-- Work task --
If a line in the entries includes "نیاز", show that line.

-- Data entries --

· · · · ·

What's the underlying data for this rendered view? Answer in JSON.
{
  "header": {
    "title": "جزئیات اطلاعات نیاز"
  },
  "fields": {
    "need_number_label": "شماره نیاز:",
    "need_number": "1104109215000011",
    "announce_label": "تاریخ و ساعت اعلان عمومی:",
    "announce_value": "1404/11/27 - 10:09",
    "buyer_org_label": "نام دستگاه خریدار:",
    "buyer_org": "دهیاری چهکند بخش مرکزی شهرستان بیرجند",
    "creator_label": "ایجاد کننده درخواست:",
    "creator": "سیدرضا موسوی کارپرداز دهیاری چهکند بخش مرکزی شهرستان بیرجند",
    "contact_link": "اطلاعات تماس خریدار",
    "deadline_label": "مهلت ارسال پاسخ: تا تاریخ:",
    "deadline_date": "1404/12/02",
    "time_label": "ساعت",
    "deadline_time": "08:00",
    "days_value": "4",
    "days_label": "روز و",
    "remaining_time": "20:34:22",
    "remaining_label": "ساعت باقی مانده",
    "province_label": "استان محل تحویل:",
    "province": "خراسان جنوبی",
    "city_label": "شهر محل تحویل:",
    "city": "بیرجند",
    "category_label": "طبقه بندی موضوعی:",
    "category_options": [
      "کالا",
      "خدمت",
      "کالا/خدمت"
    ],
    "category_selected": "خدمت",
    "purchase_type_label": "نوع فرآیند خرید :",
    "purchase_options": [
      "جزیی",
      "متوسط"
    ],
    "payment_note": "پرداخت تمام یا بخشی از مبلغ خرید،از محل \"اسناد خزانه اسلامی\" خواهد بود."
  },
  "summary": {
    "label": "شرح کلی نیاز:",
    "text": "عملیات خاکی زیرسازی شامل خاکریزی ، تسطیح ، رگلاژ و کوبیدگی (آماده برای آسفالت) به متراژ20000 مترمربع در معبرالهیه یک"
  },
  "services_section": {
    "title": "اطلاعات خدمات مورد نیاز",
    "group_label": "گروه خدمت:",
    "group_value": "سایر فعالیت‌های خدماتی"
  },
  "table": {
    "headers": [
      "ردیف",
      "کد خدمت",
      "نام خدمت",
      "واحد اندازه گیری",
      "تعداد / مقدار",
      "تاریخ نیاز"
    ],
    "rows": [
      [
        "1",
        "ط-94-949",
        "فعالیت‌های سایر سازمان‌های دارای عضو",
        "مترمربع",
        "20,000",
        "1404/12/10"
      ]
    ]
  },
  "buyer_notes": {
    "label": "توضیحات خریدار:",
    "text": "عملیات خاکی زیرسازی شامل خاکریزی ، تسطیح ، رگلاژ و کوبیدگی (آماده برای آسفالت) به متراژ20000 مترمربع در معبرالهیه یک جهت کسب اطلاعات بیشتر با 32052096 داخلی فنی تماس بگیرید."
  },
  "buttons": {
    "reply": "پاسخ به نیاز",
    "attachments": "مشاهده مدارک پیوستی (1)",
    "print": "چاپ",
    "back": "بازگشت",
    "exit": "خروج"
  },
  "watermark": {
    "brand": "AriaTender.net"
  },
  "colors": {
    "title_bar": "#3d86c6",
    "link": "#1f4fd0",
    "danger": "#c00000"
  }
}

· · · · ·

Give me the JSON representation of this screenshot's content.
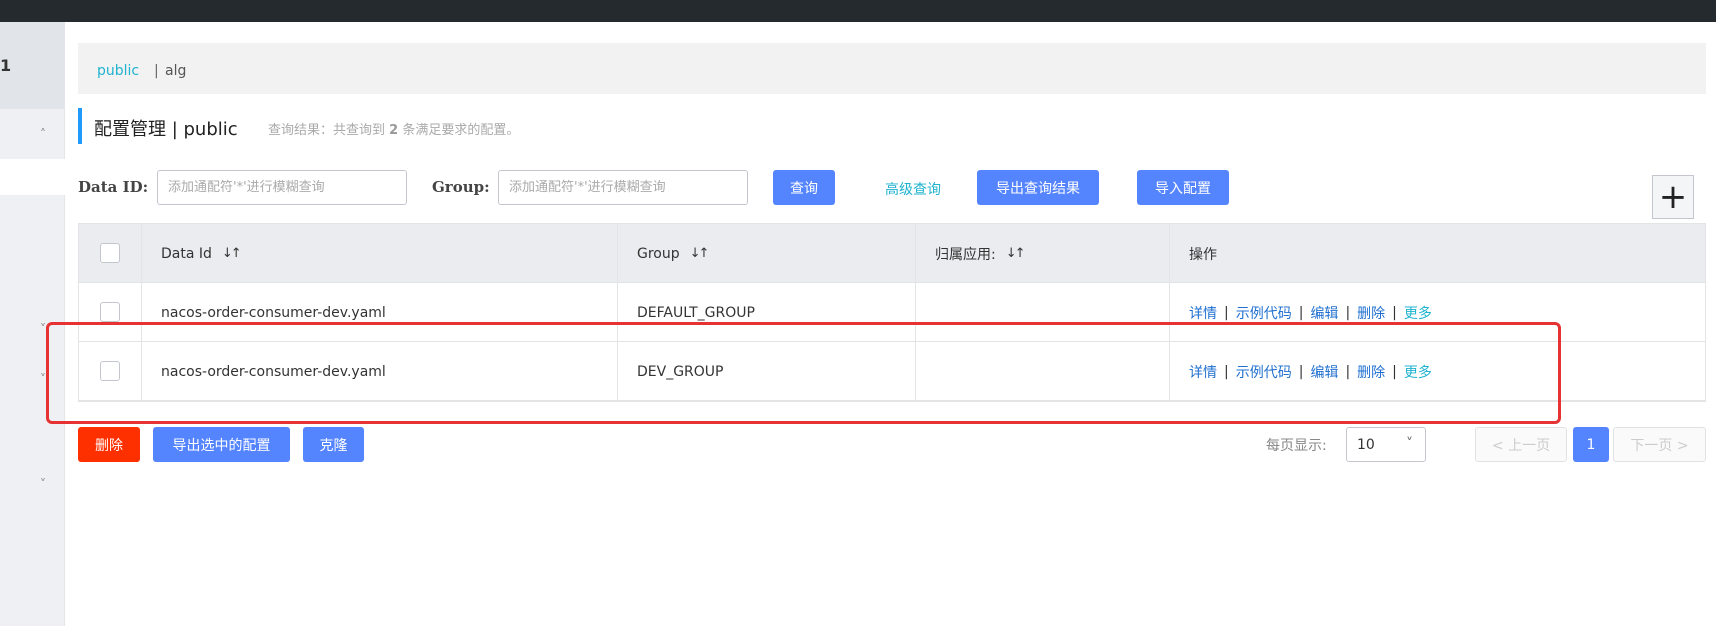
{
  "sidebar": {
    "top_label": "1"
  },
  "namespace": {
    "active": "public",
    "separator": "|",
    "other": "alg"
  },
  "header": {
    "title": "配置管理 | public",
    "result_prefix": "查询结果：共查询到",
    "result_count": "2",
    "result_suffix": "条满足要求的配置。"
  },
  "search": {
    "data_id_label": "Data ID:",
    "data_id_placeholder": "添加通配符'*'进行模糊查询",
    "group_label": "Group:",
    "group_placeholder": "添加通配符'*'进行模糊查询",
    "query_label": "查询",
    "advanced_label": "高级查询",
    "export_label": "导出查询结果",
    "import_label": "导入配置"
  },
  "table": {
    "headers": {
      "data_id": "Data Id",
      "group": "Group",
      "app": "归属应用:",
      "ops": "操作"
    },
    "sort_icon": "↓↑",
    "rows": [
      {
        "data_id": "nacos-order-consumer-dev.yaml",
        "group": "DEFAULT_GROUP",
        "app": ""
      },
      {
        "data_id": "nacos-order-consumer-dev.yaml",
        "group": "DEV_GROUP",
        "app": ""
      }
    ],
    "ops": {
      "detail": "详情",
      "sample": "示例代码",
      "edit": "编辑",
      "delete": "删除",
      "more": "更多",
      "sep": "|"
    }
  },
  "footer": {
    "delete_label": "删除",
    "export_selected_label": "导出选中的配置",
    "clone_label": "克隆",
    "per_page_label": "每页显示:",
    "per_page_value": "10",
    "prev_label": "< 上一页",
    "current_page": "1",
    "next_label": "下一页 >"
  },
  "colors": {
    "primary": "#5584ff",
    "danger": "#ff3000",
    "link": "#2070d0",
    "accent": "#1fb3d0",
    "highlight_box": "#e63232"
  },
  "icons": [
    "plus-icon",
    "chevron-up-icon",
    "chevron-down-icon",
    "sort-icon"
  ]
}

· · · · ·

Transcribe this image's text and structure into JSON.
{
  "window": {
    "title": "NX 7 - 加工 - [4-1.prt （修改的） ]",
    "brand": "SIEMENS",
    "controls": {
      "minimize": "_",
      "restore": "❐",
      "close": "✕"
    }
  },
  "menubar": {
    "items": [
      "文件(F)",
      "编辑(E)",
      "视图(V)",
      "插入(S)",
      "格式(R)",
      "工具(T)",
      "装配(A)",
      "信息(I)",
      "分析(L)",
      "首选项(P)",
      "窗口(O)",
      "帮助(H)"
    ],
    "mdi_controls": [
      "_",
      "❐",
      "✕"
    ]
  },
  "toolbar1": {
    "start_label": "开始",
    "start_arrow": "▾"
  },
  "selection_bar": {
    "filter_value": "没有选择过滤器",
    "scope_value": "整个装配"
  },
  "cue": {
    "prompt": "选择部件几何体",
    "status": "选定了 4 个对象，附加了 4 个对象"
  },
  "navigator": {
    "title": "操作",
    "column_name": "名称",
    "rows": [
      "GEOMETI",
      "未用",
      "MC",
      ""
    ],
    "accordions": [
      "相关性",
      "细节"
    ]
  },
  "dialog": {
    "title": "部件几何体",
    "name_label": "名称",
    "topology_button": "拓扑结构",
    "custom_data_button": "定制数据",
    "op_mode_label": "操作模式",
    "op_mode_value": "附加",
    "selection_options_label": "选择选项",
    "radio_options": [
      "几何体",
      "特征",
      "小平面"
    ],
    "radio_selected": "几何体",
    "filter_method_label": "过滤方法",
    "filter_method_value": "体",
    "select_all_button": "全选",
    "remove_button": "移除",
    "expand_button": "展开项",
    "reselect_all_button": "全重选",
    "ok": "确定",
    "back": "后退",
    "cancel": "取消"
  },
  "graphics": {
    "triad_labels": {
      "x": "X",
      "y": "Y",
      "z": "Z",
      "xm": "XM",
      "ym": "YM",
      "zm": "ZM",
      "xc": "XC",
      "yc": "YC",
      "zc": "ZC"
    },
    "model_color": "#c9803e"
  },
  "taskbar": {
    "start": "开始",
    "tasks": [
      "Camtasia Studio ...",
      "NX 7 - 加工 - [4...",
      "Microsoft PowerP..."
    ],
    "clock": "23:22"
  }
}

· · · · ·

-- Completed exercise --
    "title": "جزئیات اطلاعات نیاز"
    "need_number_label": "شماره نیاز:",
    "label": "شرح کلی نیاز:",
    "title": "اطلاعات خدمات مورد نیاز",
      "تاریخ نیاز"
    "reply": "پاسخ به نیاز",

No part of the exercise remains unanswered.